Task to carry out:
Write out the data below in full, please. Keep every character as given.

━━━━━━

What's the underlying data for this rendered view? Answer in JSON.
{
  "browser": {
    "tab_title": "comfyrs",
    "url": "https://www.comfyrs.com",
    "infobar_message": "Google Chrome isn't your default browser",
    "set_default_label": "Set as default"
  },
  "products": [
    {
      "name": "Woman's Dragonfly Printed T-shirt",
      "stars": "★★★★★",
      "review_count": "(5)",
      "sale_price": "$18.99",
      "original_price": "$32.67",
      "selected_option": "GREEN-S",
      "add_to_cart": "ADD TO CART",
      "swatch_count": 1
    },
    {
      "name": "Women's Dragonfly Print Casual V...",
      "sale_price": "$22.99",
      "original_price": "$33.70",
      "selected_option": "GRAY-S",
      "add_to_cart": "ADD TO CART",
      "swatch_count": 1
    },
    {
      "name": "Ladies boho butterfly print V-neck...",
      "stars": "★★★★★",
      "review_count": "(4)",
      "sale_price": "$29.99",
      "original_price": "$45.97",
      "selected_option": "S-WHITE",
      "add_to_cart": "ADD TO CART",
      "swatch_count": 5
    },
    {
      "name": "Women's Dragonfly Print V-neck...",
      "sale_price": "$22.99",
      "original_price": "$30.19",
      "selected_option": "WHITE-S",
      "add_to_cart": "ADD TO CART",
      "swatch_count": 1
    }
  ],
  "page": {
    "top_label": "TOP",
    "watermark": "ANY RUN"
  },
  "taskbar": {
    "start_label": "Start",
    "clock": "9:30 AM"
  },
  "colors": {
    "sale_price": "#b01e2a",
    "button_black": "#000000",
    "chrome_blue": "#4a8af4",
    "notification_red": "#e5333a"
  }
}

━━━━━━

Task output:
What's the underlying data for this rendered view? Answer in JSON.
{
  "browser": {
    "tab_title": "comfyrs",
    "url": "https://www.comfyrs.com",
    "infobar_message": "Google Chrome isn't your default browser",
    "set_default_label": "Set as default"
  },
  "products": [
    {
      "name": "Woman's Dragonfly Printed T-shirt",
      "stars": "★★★★★",
      "review_count": "(5)",
      "sale_price": "$18.99",
      "original_price": "$32.67",
      "selected_option": "GREEN-S",
      "add_to_cart": "ADD TO CART",
      "swatch_count": 1
    },
    {
      "name": "Women's Dragonfly Print Casual V...",
      "sale_price": "$22.99",
      "original_price": "$33.70",
      "selected_option": "GRAY-S",
      "add_to_cart": "ADD TO CART",
      "swatch_count": 1
    },
    {
      "name": "Ladies boho butterfly print V-neck...",
      "stars": "★★★★★",
      "review_count": "(4)",
      "sale_price": "$29.99",
      "original_price": "$45.97",
      "selected_option": "S-WHITE",
      "add_to_cart": "ADD TO CART",
      "swatch_count": 5
    },
    {
      "name": "Women's Dragonfly Print V-neck...",
      "sale_price": "$22.99",
      "original_price": "$30.19",
      "selected_option": "WHITE-S",
      "add_to_cart": "ADD TO CART",
      "swatch_count": 1
    }
  ],
  "page": {
    "top_label": "TOP",
    "watermark": "ANY RUN"
  },
  "taskbar": {
    "start_label": "Start",
    "clock": "9:30 AM"
  },
  "colors": {
    "sale_price": "#b01e2a",
    "button_black": "#000000",
    "chrome_blue": "#4a8af4",
    "notification_red": "#e5333a"
  }
}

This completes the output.